#### EXERCISE
Report every line below that has the string "screenshot" in it.

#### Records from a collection
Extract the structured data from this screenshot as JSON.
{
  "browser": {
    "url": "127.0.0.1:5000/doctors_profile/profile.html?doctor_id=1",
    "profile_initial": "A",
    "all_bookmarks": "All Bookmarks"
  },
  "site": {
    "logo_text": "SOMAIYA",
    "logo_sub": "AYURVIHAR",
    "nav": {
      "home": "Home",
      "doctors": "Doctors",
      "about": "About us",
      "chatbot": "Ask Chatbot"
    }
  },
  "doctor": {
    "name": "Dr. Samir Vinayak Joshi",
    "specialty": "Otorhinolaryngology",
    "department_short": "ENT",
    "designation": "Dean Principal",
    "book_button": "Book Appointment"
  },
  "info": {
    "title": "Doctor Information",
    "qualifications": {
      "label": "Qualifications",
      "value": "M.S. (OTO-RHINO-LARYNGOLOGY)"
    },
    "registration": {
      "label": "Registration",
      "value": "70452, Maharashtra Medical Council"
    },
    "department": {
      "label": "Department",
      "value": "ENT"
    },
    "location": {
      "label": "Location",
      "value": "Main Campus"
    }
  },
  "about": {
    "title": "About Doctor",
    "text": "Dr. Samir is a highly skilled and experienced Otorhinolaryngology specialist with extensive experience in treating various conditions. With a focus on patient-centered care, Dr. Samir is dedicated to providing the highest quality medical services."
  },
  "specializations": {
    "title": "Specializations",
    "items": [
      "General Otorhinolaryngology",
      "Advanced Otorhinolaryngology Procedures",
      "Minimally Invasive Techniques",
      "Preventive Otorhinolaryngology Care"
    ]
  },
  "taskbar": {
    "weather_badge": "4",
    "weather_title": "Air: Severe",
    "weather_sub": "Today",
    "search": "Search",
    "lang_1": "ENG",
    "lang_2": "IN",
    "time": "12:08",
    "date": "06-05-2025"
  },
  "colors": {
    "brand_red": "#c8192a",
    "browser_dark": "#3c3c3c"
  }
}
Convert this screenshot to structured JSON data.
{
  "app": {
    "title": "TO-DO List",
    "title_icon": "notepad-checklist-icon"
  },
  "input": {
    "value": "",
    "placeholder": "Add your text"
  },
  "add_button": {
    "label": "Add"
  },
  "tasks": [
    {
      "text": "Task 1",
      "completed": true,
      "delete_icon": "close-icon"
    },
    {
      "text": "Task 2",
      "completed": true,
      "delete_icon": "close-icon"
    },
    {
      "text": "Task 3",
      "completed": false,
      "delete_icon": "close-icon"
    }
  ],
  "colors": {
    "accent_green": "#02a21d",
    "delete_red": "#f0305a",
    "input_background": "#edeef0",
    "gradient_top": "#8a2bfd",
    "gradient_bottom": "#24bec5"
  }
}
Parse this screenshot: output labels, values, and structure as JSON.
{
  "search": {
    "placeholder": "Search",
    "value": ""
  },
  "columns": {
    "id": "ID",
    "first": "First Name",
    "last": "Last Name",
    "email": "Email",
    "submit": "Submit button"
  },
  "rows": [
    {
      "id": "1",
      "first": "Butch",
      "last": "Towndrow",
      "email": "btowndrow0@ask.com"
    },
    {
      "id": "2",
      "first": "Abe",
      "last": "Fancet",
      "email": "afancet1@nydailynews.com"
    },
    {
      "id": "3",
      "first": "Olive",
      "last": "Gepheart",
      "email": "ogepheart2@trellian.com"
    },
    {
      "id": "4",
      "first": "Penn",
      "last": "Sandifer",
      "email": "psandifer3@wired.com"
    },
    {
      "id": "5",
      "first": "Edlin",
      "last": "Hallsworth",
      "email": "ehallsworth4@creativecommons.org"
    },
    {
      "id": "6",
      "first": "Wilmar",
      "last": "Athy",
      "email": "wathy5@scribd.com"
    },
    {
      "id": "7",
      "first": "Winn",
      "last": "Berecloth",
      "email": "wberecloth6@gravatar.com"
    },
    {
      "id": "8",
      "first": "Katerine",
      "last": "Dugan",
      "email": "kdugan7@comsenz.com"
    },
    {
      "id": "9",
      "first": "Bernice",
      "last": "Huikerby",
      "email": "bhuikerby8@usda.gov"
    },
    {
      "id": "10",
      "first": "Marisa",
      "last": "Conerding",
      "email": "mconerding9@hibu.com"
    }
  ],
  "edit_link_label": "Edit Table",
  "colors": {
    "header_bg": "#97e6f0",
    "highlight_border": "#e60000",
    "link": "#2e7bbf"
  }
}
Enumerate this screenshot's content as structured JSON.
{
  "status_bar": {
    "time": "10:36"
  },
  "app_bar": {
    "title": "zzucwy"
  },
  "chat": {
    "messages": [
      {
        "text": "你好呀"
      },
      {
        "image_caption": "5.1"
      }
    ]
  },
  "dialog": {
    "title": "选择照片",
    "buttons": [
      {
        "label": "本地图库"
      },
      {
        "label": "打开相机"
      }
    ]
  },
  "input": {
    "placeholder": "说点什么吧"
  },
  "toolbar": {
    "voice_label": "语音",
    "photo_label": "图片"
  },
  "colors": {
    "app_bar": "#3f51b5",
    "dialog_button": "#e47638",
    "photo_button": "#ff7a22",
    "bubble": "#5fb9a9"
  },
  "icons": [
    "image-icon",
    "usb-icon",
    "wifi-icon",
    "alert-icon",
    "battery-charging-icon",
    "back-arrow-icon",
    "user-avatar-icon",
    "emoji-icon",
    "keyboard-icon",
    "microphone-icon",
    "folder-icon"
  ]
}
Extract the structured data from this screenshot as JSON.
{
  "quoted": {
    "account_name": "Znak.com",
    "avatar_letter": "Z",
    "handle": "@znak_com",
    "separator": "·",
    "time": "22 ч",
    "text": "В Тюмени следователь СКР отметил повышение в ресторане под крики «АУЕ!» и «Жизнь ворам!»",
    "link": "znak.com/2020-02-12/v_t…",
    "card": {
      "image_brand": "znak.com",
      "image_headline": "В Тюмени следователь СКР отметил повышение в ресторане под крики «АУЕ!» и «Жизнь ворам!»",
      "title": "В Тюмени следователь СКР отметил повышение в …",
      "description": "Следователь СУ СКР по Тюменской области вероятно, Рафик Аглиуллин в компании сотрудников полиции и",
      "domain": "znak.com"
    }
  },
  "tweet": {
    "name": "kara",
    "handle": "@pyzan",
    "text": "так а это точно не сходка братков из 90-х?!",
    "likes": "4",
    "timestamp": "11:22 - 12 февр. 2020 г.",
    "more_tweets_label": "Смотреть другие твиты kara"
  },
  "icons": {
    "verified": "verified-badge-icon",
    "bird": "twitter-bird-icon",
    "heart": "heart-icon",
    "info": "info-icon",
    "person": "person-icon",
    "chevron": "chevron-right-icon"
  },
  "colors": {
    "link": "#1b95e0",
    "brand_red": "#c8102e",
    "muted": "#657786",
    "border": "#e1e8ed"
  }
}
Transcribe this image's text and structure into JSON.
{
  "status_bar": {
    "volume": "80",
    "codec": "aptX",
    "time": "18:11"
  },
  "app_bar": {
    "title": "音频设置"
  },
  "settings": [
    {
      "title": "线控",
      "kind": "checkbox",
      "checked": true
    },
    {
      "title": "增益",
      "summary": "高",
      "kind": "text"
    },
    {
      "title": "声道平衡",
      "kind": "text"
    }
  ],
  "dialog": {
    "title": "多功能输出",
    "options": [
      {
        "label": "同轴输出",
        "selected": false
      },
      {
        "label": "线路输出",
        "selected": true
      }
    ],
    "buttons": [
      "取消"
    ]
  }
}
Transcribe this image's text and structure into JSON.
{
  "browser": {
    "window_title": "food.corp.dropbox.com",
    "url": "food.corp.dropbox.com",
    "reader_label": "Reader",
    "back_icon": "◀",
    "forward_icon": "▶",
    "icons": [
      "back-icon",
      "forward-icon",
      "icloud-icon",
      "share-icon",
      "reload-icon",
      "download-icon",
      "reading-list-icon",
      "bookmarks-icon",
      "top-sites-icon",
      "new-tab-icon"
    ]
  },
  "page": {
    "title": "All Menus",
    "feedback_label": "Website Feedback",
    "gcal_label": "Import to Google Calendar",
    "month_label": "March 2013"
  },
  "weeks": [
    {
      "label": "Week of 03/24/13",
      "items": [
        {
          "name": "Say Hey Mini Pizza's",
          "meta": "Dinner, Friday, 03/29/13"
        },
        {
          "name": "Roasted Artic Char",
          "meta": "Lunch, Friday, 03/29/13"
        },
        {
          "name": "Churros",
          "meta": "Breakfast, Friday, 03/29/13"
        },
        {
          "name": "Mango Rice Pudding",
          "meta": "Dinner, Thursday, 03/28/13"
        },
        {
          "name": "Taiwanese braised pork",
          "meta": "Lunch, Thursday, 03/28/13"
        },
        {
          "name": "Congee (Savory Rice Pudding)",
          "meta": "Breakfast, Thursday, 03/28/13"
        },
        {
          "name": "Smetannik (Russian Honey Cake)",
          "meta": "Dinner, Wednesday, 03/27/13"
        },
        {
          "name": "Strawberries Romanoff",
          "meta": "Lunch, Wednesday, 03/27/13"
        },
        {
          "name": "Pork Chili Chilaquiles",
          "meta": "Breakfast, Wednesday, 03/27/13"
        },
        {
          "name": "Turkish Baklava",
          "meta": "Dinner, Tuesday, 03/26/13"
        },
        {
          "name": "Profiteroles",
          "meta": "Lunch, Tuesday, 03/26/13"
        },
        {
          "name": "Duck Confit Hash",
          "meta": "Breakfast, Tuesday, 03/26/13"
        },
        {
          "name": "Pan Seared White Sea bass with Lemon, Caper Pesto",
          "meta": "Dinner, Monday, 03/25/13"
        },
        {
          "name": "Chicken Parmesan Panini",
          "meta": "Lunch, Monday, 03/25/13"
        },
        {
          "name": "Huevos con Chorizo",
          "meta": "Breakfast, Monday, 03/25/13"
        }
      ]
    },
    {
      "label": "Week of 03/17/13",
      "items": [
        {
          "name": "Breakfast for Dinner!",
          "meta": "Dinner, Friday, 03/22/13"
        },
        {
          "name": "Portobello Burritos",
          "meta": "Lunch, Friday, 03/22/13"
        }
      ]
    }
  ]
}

#### FINAL ANSWER
Extract the structured data from this screenshot as JSON.
Convert this screenshot to structured JSON data.
Parse this screenshot: output labels, values, and structure as JSON.
Enumerate this screenshot's content as structured JSON.
Extract the structured data from this screenshot as JSON.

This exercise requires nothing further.